John Green has three large letters tattooed over his sternum: MOB. It stands for “Mind on Basketball.” That was Green’s emphasis while his body was missing from UCSB’s games. The 6’5” swingman from Oakland made his college debut in a 2011 exhibition, scoring 17 points in a victory over San Francisco State. He and Arizona recruit Alan Williams, a husky post player, appeared to be the future of Gaucho basketball. In Green’s case, it turned out to be the distant future.
A fractured left foot ended Green’s freshman season before it really started. That was the first in a cascade of injuries that wiped out his sophomore season, as well. He managed to play in three games last February, between the healing of his foot and the breaking of his wrist, for a total of 33 minutes.
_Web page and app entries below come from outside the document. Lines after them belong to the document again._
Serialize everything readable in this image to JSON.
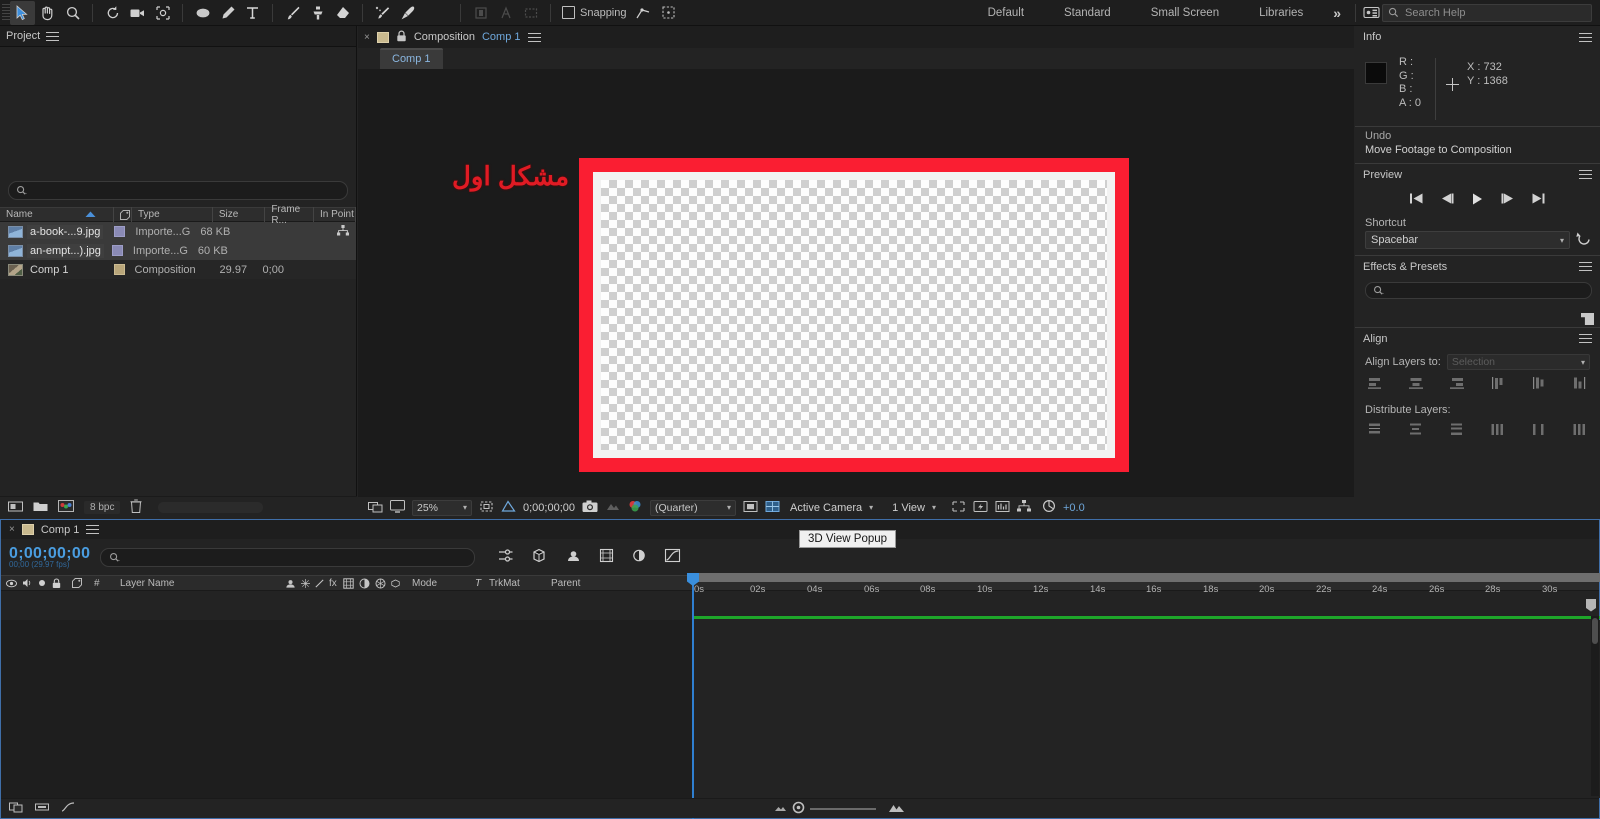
{
  "toolbar": {
    "tools": [
      {
        "name": "selection-tool",
        "icon": "arrow",
        "active": true
      },
      {
        "name": "hand-tool",
        "icon": "hand",
        "active": false
      },
      {
        "name": "zoom-tool",
        "icon": "magnifier",
        "active": false
      },
      {
        "name": "rotation-tool",
        "icon": "rotate",
        "active": false
      },
      {
        "name": "camera-tool",
        "icon": "camera",
        "active": false
      },
      {
        "name": "anchor-point-tool",
        "icon": "anchor",
        "active": false
      },
      {
        "name": "shape-tool",
        "icon": "ellipse",
        "active": false
      },
      {
        "name": "pen-tool",
        "icon": "pen",
        "active": false
      },
      {
        "name": "type-tool",
        "icon": "type-T",
        "active": false
      },
      {
        "name": "brush-tool",
        "icon": "brush",
        "active": false
      },
      {
        "name": "clone-stamp-tool",
        "icon": "stamp",
        "active": false
      },
      {
        "name": "eraser-tool",
        "icon": "eraser",
        "active": false
      },
      {
        "name": "roto-brush-tool",
        "icon": "roto-brush",
        "active": false
      },
      {
        "name": "puppet-pin-tool",
        "icon": "puppet-pin",
        "active": false
      }
    ],
    "snapping_label": "Snapping",
    "workspaces": [
      "Default",
      "Standard",
      "Small Screen",
      "Libraries"
    ],
    "more_workspaces": "»",
    "search_placeholder": "Search Help"
  },
  "project": {
    "title": "Project",
    "search_placeholder": "",
    "columns": [
      "Name",
      "Type",
      "Size",
      "Frame R...",
      "In Point"
    ],
    "rows": [
      {
        "name": "a-book-...9.jpg",
        "type": "Importe...G",
        "size": "68 KB",
        "frame_rate": "",
        "in_point": "",
        "selected": true,
        "kind": "footage"
      },
      {
        "name": "an-empt...).jpg",
        "type": "Importe...G",
        "size": "60 KB",
        "frame_rate": "",
        "in_point": "",
        "selected": true,
        "kind": "footage"
      },
      {
        "name": "Comp 1",
        "type": "Composition",
        "size": "",
        "frame_rate": "29.97",
        "in_point": "0;00",
        "selected": false,
        "kind": "comp"
      }
    ],
    "footer": {
      "bit_depth": "8 bpc"
    }
  },
  "composition": {
    "tab_close": "×",
    "header_label": "Composition",
    "header_comp_name": "Comp 1",
    "tab_name": "Comp 1",
    "canvas_overlay_text": "مشکل اول",
    "footer": {
      "zoom": "25%",
      "timecode": "0;00;00;00",
      "resolution": "(Quarter)",
      "camera": "Active Camera",
      "views": "1 View",
      "exposure": "+0.0"
    }
  },
  "info": {
    "title": "Info",
    "r_label": "R :",
    "g_label": "G :",
    "b_label": "B :",
    "a_label": "A :",
    "a_value": "0",
    "x_label": "X : 732",
    "y_label": "Y : 1368",
    "undo_title": "Undo",
    "undo_action": "Move Footage to Composition"
  },
  "preview": {
    "title": "Preview",
    "shortcut_label": "Shortcut",
    "shortcut_value": "Spacebar"
  },
  "effects_presets": {
    "title": "Effects & Presets",
    "search_placeholder": ""
  },
  "align": {
    "title": "Align",
    "align_layers_label": "Align Layers to:",
    "align_layers_value": "Selection",
    "distribute_label": "Distribute Layers:"
  },
  "timeline": {
    "tab_name": "Comp 1",
    "timecode": "0;00;00;00",
    "timecode_sub": "00;00 (29.97 fps)",
    "search_placeholder": "",
    "columns": [
      "#",
      "Layer Name",
      "Mode",
      "TrkMat",
      "Parent"
    ],
    "mode_label": "Mode",
    "trkmat_label": "TrkMat",
    "parent_label": "Parent",
    "layer_name_label": "Layer Name",
    "hash_label": "#",
    "ruler_ticks": [
      "0s",
      "02s",
      "04s",
      "06s",
      "08s",
      "10s",
      "12s",
      "14s",
      "16s",
      "18s",
      "20s",
      "22s",
      "24s",
      "26s",
      "28s",
      "30s"
    ]
  },
  "tooltip": {
    "text": "3D View Popup"
  },
  "colors": {
    "accent_blue": "#4a9de0",
    "red_frame": "#fa1e32",
    "persian_text": "#e01b24",
    "green_bar": "#1ea62a",
    "panel_bg": "#232323",
    "toolbar_bg": "#1e1e1e"
  }
}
MOB sustained Green, though not to the detriment of another reason for his attending UCSB. “Every once in a while I say: ‘Mind on Books,’” he said. He is majoring in anthropology and could have settled into student life without putting his limbs at further risk. But then he would not be the man his parents raised him to be.
“There are other people in this world who have things worse than I’ve had … cancer, things that are life-risking,” Green said. “I want to be a living testimony: Don’t give up. There are always going to be obstacles in life; it’s how you embrace them and how you overcome them. Are you going to quit on something you love?
“I’m a basketball lover. I like to watch [NBA stars] Paul Pierce and Carmelo Anthony. They get to the basket, have a good mid-range game. I try to pattern my game after them. During all those injuries, I tried to mentally learn moves by watching a lot of basketball.
“I look at my mother, Sheila, for guidance. She’s always about academics, working hard, being clean, and being kind to people. She kept my spirits up, always making sure I was fine, even if she was far away, telling me to stick with it. My father, Reggie, played college ball. He knows what I can do. He’s always been confident, telling me to keep my head up.”
Reggie Green was in the stands at the Phog Allen Fieldhouse two weeks ago when his fully fit son came off the bench and contributed nine points in UCSB’s season opener at No. 5–ranked Kansas. “I fouled out, a couple bogus calls, but that’s how the game goes,” John Green said. “My father told me, ‘The only thing you can do from here is take off and be better.’”
Green’s improvement was immediate in the Gauchos’ next game, an overtime thriller at Florida Gulf Coast: 17 points in 26 minutes of action. “On the floor, I had a little rushed tendency,” he said. “Now I’m starting to slow down. I’m getting more comfortable.”
Green said those words after his most complete game yet, 17 points and seven rebounds in a 91-45 blowout of The Master’s College last Saturday. “It’s the tip of the iceberg, what we’re seeing now with John Green,” Gaucho coach Bob Williams said. “What we’re seeing now is good; later in the year, you’ll see what I’ve been talking about for three years. … He’s probably the most versatile scorer we have.”
Green is a senior in years, a junior in eligibility, and a freshman in enthusiasm. “It feels good to see myself on the court, giving the team what the coach wanted to see, that one missing piece, that X factor the team has needed the past couple years,” he said. His recovery couldn’t be better timed, with Alan Williams geared up to have a huge senior year and depth at every position. “Last year we were good but not great,” Green said. “This year we can be great. We took two tough losses on the road that we learned from.”
The Gaucho men will play in the Great Alaska Shootout this weekend, opening with Washington State on Thanksgiving night. They’ll be home the night of Thursday, December 4, against Seattle.
By Courtesy Photo